» Problem description
The answer must be every record below, reproduced exactly.

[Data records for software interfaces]
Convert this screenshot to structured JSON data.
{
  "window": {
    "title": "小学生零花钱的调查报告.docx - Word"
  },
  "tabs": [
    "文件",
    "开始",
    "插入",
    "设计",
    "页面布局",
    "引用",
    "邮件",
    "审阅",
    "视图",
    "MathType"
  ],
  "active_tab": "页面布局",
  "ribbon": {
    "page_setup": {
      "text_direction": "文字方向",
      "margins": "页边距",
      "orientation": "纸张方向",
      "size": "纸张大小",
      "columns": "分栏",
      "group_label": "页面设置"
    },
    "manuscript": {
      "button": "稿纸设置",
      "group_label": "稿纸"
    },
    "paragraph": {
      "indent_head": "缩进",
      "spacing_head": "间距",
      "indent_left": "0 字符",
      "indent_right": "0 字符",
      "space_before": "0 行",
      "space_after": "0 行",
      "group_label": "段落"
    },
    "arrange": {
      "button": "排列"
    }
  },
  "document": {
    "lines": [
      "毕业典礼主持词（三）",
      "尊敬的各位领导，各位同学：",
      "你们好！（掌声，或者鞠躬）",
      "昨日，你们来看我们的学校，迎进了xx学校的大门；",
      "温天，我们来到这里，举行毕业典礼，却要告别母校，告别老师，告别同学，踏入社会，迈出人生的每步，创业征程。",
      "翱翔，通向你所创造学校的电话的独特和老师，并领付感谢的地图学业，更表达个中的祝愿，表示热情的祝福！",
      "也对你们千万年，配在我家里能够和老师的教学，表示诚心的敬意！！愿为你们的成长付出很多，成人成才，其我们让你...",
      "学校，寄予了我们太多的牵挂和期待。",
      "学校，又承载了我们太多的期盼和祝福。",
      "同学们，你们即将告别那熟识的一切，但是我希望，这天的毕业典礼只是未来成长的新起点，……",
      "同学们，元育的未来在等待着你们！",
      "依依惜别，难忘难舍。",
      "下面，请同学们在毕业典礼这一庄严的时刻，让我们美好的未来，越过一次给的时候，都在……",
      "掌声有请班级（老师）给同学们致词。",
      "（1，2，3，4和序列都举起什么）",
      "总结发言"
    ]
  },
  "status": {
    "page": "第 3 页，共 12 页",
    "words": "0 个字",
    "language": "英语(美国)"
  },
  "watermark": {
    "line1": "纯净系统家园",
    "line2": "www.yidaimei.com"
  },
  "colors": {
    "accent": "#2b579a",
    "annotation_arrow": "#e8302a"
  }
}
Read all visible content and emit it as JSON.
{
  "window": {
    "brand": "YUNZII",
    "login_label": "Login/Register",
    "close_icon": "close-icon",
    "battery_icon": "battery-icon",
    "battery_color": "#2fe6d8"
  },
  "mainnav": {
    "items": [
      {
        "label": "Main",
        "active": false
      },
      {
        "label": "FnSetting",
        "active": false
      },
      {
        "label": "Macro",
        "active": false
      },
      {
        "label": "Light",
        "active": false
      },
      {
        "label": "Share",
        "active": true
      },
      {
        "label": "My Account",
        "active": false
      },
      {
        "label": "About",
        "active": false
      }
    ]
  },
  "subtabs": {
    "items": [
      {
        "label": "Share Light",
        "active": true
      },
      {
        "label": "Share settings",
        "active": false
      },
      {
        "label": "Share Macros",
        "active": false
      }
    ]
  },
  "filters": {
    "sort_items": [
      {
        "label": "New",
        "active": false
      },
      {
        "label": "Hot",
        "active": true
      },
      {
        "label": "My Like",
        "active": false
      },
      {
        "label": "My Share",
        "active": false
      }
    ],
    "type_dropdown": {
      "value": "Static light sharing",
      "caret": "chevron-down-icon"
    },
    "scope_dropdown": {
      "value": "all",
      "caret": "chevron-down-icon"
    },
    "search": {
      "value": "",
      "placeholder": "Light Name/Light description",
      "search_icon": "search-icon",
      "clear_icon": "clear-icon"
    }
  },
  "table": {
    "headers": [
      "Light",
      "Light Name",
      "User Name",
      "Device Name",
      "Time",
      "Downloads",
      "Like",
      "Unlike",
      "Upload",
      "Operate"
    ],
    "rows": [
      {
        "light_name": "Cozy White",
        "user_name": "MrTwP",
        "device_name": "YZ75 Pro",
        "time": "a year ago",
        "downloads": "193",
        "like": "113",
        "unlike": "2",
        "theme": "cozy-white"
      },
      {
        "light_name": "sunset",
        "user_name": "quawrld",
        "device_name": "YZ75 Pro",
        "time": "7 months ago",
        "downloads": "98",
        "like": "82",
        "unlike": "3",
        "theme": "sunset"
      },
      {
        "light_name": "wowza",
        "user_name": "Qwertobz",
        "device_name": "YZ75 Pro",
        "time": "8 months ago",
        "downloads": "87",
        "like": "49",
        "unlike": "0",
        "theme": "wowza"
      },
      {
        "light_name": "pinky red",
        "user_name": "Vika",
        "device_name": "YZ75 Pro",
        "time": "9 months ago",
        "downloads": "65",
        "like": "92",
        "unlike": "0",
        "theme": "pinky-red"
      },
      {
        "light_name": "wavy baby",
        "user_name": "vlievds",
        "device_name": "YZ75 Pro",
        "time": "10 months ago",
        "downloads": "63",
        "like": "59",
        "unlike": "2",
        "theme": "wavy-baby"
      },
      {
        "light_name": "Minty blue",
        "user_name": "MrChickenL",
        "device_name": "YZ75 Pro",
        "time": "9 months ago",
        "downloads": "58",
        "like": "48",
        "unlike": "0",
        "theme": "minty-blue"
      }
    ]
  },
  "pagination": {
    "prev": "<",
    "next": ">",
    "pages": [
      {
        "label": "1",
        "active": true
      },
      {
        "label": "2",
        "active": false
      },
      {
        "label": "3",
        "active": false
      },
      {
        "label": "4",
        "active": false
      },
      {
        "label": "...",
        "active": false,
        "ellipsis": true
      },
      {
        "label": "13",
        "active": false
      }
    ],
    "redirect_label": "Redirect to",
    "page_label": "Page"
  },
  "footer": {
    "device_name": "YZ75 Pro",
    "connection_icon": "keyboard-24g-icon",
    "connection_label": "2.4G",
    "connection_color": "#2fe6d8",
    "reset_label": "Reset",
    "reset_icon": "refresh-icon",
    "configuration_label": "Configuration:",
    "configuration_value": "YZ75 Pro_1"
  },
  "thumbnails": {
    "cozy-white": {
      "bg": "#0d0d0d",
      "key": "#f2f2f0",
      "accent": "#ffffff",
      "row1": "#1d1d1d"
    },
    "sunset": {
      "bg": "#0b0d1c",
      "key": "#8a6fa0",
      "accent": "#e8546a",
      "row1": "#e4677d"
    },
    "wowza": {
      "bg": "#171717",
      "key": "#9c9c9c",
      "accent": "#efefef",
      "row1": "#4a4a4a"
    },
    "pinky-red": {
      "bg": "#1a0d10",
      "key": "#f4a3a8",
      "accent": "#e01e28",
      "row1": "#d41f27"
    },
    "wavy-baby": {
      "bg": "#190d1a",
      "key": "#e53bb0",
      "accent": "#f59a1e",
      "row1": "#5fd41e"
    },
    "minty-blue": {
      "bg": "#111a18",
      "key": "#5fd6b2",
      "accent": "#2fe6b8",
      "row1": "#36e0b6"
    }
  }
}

» Response to this exercise
Convert this screenshot to structured JSON data.
{
  "window": {
    "title": "小学生零花钱的调查报告.docx - Word"
  },
  "tabs": [
    "文件",
    "开始",
    "插入",
    "设计",
    "页面布局",
    "引用",
    "邮件",
    "审阅",
    "视图",
    "MathType"
  ],
  "active_tab": "页面布局",
  "ribbon": {
    "page_setup": {
      "text_direction": "文字方向",
      "margins": "页边距",
      "orientation": "纸张方向",
      "size": "纸张大小",
      "columns": "分栏",
      "group_label": "页面设置"
    },
    "manuscript": {
      "button": "稿纸设置",
      "group_label": "稿纸"
    },
    "paragraph": {
      "indent_head": "缩进",
      "spacing_head": "间距",
      "indent_left": "0 字符",
      "indent_right": "0 字符",
      "space_before": "0 行",
      "space_after": "0 行",
      "group_label": "段落"
    },
    "arrange": {
      "button": "排列"
    }
  },
  "document": {
    "lines": [
      "毕业典礼主持词（三）",
      "尊敬的各位领导，各位同学：",
      "你们好！（掌声，或者鞠躬）",
      "昨日，你们来看我们的学校，迎进了xx学校的大门；",
      "温天，我们来到这里，举行毕业典礼，却要告别母校，告别老师，告别同学，踏入社会，迈出人生的每步，创业征程。",
      "翱翔，通向你所创造学校的电话的独特和老师，并领付感谢的地图学业，更表达个中的祝愿，表示热情的祝福！",
      "也对你们千万年，配在我家里能够和老师的教学，表示诚心的敬意！！愿为你们的成长付出很多，成人成才，其我们让你...",
      "学校，寄予了我们太多的牵挂和期待。",
      "学校，又承载了我们太多的期盼和祝福。",
      "同学们，你们即将告别那熟识的一切，但是我希望，这天的毕业典礼只是未来成长的新起点，……",
      "同学们，元育的未来在等待着你们！",
      "依依惜别，难忘难舍。",
      "下面，请同学们在毕业典礼这一庄严的时刻，让我们美好的未来，越过一次给的时候，都在……",
      "掌声有请班级（老师）给同学们致词。",
      "（1，2，3，4和序列都举起什么）",
      "总结发言"
    ]
  },
  "status": {
    "page": "第 3 页，共 12 页",
    "words": "0 个字",
    "language": "英语(美国)"
  },
  "watermark": {
    "line1": "纯净系统家园",
    "line2": "www.yidaimei.com"
  },
  "colors": {
    "accent": "#2b579a",
    "annotation_arrow": "#e8302a"
  }
}
Read all visible content and emit it as JSON.
{
  "window": {
    "brand": "YUNZII",
    "login_label": "Login/Register",
    "close_icon": "close-icon",
    "battery_icon": "battery-icon",
    "battery_color": "#2fe6d8"
  },
  "mainnav": {
    "items": [
      {
        "label": "Main",
        "active": false
      },
      {
        "label": "FnSetting",
        "active": false
      },
      {
        "label": "Macro",
        "active": false
      },
      {
        "label": "Light",
        "active": false
      },
      {
        "label": "Share",
        "active": true
      },
      {
        "label": "My Account",
        "active": false
      },
      {
        "label": "About",
        "active": false
      }
    ]
  },
  "subtabs": {
    "items": [
      {
        "label": "Share Light",
        "active": true
      },
      {
        "label": "Share settings",
        "active": false
      },
      {
        "label": "Share Macros",
        "active": false
      }
    ]
  },
  "filters": {
    "sort_items": [
      {
        "label": "New",
        "active": false
      },
      {
        "label": "Hot",
        "active": true
      },
      {
        "label": "My Like",
        "active": false
      },
      {
        "label": "My Share",
        "active": false
      }
    ],
    "type_dropdown": {
      "value": "Static light sharing",
      "caret": "chevron-down-icon"
    },
    "scope_dropdown": {
      "value": "all",
      "caret": "chevron-down-icon"
    },
    "search": {
      "value": "",
      "placeholder": "Light Name/Light description",
      "search_icon": "search-icon",
      "clear_icon": "clear-icon"
    }
  },
  "table": {
    "headers": [
      "Light",
      "Light Name",
      "User Name",
      "Device Name",
      "Time",
      "Downloads",
      "Like",
      "Unlike",
      "Upload",
      "Operate"
    ],
    "rows": [
      {
        "light_name": "Cozy White",
        "user_name": "MrTwP",
        "device_name": "YZ75 Pro",
        "time": "a year ago",
        "downloads": "193",
        "like": "113",
        "unlike": "2",
        "theme": "cozy-white"
      },
      {
        "light_name": "sunset",
        "user_name": "quawrld",
        "device_name": "YZ75 Pro",
        "time": "7 months ago",
        "downloads": "98",
        "like": "82",
        "unlike": "3",
        "theme": "sunset"
      },
      {
        "light_name": "wowza",
        "user_name": "Qwertobz",
        "device_name": "YZ75 Pro",
        "time": "8 months ago",
        "downloads": "87",
        "like": "49",
        "unlike": "0",
        "theme": "wowza"
      },
      {
        "light_name": "pinky red",
        "user_name": "Vika",
        "device_name": "YZ75 Pro",
        "time": "9 months ago",
        "downloads": "65",
        "like": "92",
        "unlike": "0",
        "theme": "pinky-red"
      },
      {
        "light_name": "wavy baby",
        "user_name": "vlievds",
        "device_name": "YZ75 Pro",
        "time": "10 months ago",
        "downloads": "63",
        "like": "59",
        "unlike": "2",
        "theme": "wavy-baby"
      },
      {
        "light_name": "Minty blue",
        "user_name": "MrChickenL",
        "device_name": "YZ75 Pro",
        "time": "9 months ago",
        "downloads": "58",
        "like": "48",
        "unlike": "0",
        "theme": "minty-blue"
      }
    ]
  },
  "pagination": {
    "prev": "<",
    "next": ">",
    "pages": [
      {
        "label": "1",
        "active": true
      },
      {
        "label": "2",
        "active": false
      },
      {
        "label": "3",
        "active": false
      },
      {
        "label": "4",
        "active": false
      },
      {
        "label": "...",
        "active": false,
        "ellipsis": true
      },
      {
        "label": "13",
        "active": false
      }
    ],
    "redirect_label": "Redirect to",
    "page_label": "Page"
  },
  "footer": {
    "device_name": "YZ75 Pro",
    "connection_icon": "keyboard-24g-icon",
    "connection_label": "2.4G",
    "connection_color": "#2fe6d8",
    "reset_label": "Reset",
    "reset_icon": "refresh-icon",
    "configuration_label": "Configuration:",
    "configuration_value": "YZ75 Pro_1"
  },
  "thumbnails": {
    "cozy-white": {
      "bg": "#0d0d0d",
      "key": "#f2f2f0",
      "accent": "#ffffff",
      "row1": "#1d1d1d"
    },
    "sunset": {
      "bg": "#0b0d1c",
      "key": "#8a6fa0",
      "accent": "#e8546a",
      "row1": "#e4677d"
    },
    "wowza": {
      "bg": "#171717",
      "key": "#9c9c9c",
      "accent": "#efefef",
      "row1": "#4a4a4a"
    },
    "pinky-red": {
      "bg": "#1a0d10",
      "key": "#f4a3a8",
      "accent": "#e01e28",
      "row1": "#d41f27"
    },
    "wavy-baby": {
      "bg": "#190d1a",
      "key": "#e53bb0",
      "accent": "#f59a1e",
      "row1": "#5fd41e"
    },
    "minty-blue": {
      "bg": "#111a18",
      "key": "#5fd6b2",
      "accent": "#2fe6b8",
      "row1": "#36e0b6"
    }
  }
}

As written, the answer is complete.